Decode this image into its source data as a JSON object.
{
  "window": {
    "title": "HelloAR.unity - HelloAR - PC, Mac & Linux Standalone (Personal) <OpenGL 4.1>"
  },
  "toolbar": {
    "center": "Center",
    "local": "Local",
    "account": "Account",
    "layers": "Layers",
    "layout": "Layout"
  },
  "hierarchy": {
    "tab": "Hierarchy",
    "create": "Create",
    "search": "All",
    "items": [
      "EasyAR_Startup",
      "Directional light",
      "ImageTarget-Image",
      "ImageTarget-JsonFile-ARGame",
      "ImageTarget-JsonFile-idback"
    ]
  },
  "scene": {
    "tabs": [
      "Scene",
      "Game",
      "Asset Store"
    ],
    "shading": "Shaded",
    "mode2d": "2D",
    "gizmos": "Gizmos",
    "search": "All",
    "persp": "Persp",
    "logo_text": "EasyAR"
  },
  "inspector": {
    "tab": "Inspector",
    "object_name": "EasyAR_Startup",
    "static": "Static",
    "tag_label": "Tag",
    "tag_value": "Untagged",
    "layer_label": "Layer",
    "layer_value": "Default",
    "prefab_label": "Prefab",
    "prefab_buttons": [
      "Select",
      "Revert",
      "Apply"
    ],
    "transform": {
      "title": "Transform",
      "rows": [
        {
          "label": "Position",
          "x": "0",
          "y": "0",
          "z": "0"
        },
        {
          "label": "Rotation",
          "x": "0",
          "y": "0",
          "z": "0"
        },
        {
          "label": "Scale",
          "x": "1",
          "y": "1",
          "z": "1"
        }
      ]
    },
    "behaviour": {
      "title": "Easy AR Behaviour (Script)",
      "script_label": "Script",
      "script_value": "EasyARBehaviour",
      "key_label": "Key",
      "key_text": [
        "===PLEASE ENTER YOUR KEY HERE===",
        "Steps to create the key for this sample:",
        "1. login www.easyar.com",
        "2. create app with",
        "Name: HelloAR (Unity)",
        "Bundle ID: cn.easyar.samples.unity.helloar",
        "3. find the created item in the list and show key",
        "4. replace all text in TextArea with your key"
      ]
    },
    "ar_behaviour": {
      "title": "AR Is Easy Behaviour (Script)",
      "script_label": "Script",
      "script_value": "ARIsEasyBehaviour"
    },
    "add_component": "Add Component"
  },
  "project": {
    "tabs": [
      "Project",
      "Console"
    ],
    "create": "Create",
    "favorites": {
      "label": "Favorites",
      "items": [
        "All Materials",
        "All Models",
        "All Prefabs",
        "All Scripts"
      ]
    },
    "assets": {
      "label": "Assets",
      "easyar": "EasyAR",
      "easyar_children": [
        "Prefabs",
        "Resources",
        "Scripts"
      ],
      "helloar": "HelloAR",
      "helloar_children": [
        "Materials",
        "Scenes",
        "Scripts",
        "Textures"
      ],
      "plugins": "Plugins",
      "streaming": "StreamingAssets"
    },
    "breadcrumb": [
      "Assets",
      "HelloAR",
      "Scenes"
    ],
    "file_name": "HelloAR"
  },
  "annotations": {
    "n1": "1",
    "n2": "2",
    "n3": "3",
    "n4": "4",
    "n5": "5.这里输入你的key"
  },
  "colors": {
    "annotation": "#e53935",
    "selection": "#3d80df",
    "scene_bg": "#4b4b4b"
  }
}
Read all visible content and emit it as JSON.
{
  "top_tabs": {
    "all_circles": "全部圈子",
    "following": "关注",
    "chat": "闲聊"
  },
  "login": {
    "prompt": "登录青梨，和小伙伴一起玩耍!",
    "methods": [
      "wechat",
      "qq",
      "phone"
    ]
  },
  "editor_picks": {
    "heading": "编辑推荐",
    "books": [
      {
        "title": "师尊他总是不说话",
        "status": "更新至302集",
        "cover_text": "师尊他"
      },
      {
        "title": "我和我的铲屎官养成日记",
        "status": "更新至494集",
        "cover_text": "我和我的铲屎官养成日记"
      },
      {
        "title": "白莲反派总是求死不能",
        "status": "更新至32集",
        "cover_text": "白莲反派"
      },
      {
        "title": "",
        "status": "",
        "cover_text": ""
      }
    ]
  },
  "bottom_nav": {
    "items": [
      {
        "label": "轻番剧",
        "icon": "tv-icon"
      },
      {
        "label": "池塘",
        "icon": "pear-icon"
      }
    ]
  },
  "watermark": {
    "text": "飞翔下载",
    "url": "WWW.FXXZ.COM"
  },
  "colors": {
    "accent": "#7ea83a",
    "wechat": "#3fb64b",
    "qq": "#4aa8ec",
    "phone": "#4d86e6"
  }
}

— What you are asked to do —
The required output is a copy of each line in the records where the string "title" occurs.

— Answer to this task —
    "title": "HelloAR.unity - HelloAR - PC, Mac & Linux Standalone (Personal) <OpenGL 4.1>"
      "title": "Transform",
      "title": "Easy AR Behaviour (Script)",
      "title": "AR Is Easy Behaviour (Script)",
        "title": "师尊他总是不说话",
        "title": "我和我的铲屎官养成日记",
        "title": "白莲反派总是求死不能",
        "title": "",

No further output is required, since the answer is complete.